Looking back, I don’t think I ever went back and re-read the early Harry Potter books on my own. By the time Harry Potter and the Deathly Hallows rolled around, I was more than capable of reading large novels by myself and I proudly finished the final chapter in Harry’s story in less than 24 hours. However, the majority of my exposure to the world of Harry Potter — in book form — came from my father as we read through a handful of chapters each night.

Nowadays, it’s impossible to talk about Harry Potter without mentioning J. K. Rowling’s long history of transphobia, culminating in a recent essay posted on Twitter. Rowling is, of course, wrong. Trans women are women. Trans men are men. This isn’t up for debate.

Yet, Rowling has made her stance clear, and it’s caused many fans of the series to take a closer look at their relationship with a franchise that they hold dear. Harry Potter actor Daniel Radcliffe put it best, in my opinion, in a recent post for The Trevor Projectspeaking on the legacy this story and these characters have left in fans minds:

"If these books taught you that love is the strongest force in the universe, capable of overcoming anything; if they taught you that strength is found in diversity, and that dogmatic ideas of pureness lead to the oppression of vulnerable groups; if you believe that a particular character is trans, nonbinary, or gender fluid, or that they are gay or bisexual; if you found anything in these stories that resonated with you and helped you at any time in your life — then that is between you and the book that you read, and it is sacred. And in my opinion nobody can touch that. It means to you what it means to you and I hope that these comments will not taint that too much."

Rowling’s comments don’t take away the moments I shared with my dad growing up, from listening to the voices he gave for each character to the anticipation we felt waiting for the next book to release. Those moments are mine and my dad’s, no one else’s, and nothing can taint that for us.

That being said, my Harry Potter fandom has waned over the years as I’ve grown older. While I enjoyed the books growing up, and the movies were a formative part of my teenage years, I grew out of the series over time after awhile. It was no one moment that made me grow apart from the series, I just… moved on.

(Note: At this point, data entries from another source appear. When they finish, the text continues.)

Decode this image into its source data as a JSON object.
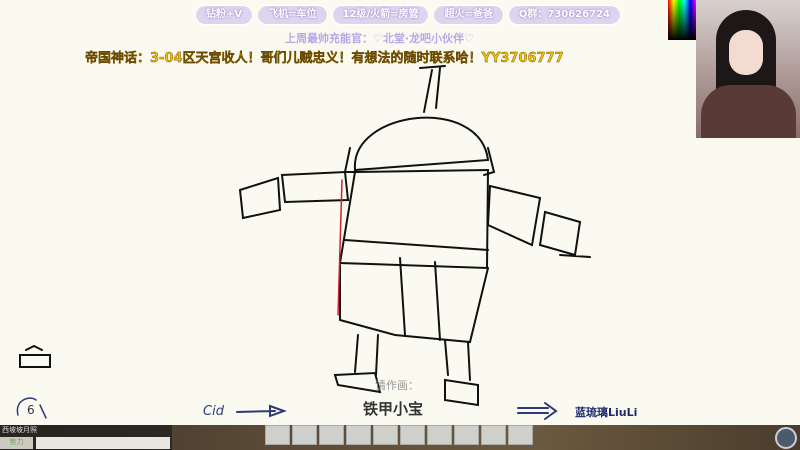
{
  "overlay": {
    "tags": [
      "钻粉+V",
      "飞机=车位",
      "12级/火箭=房管",
      "超火=爸爸",
      "Q群：730626724"
    ],
    "weekly": "上周最帅充能官：♡北堂·龙吧小伙伴♡",
    "ad": "帝国神话：3-04区天宫收人！哥们儿贼忠义！有想法的随时联系哈！YY3706777"
  },
  "drawing": {
    "prompt": "请作画：",
    "word": "铁甲小宝",
    "from": "Cid",
    "to": "蓝琉璃LiuLi",
    "countdown": "6"
  },
  "game": {
    "chat_name": "西坡坡月照",
    "chat_tab": "势力"
  },
  "colors": {
    "ad": "#f3c20c",
    "tag": "#d2c8eb",
    "stroke": "#111111",
    "accent_line": "#d0202a"
  }
}
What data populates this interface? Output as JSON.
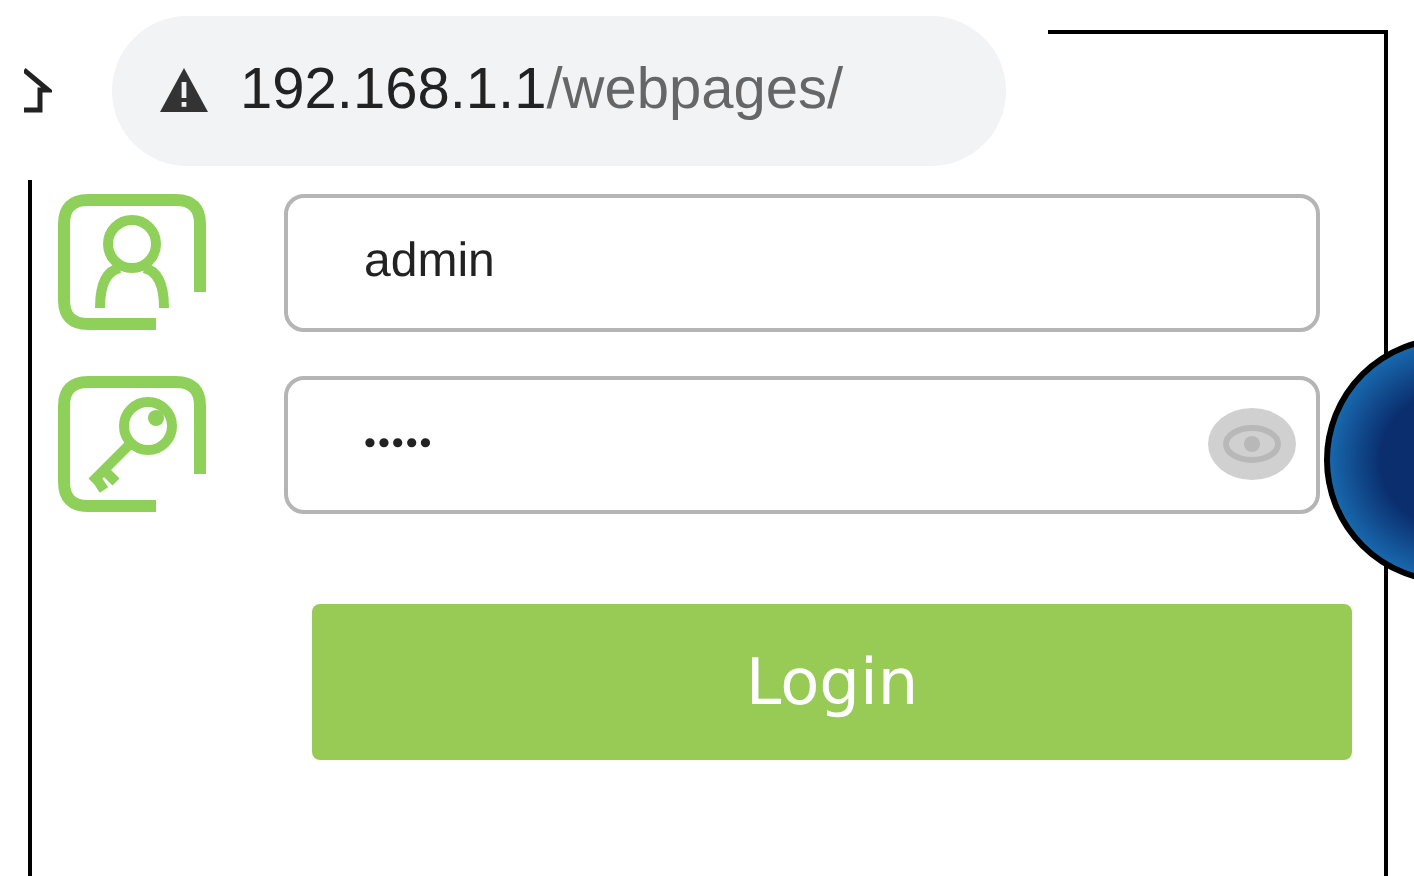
{
  "address_bar": {
    "host": "192.168.1.1",
    "path": "/webpages/"
  },
  "login_form": {
    "username": {
      "value": "admin"
    },
    "password": {
      "value": "•••••"
    },
    "button": "Login"
  }
}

More from Entertainment

And yet, my dad’s influence on me remained. Harry Potter was one of the first book series I came to enjoy, but it wasn’t the last. Thanks to my dad’s love of fantasy series, as a teenager I picked up The Sword of Shannara by Terry Brooks, the first of dozens of novels in the Shannara series which my dad still reads to this day. In the same vein, I fell in love with the world of The Inheritance Cycle by Christopher Paolini, a series which carried me through high school and into college.

From there, I delved deeper into the diverse world of fantasy — and science fiction — on my own. I fell into the young adult fantasy worlds of the Throne of Glass series by Sarah J. Maas, the Six of Crows duology by Leigh Bardugo and the Red Rising saga by Pierce Brown. I picked up famous fantasy series such as Game of ThronesThe Hunger Games and The Kingkiller Chronicle, and watched my dad do the same.

Thanks to my dad’s influence growing up, I eventually found my favorite book series of all time — the Shades of Magic series by V.E. Schwab — which I ended up introducing to him once I was finished.

Unfortunately, I read less often nowadays than I’d like to, for one reason or another. Still, I cherish the memories I have reading Harry Potter with my dad to this day, and how it’s impacted my life in such grand ways.

Happy Father’s Day, Dad. Thank you for showing me some truly incredible worlds hidden in the pages of books.

light. Related Story. My dad, Ferris Bueller and me

For more, explore our Dad Week hub on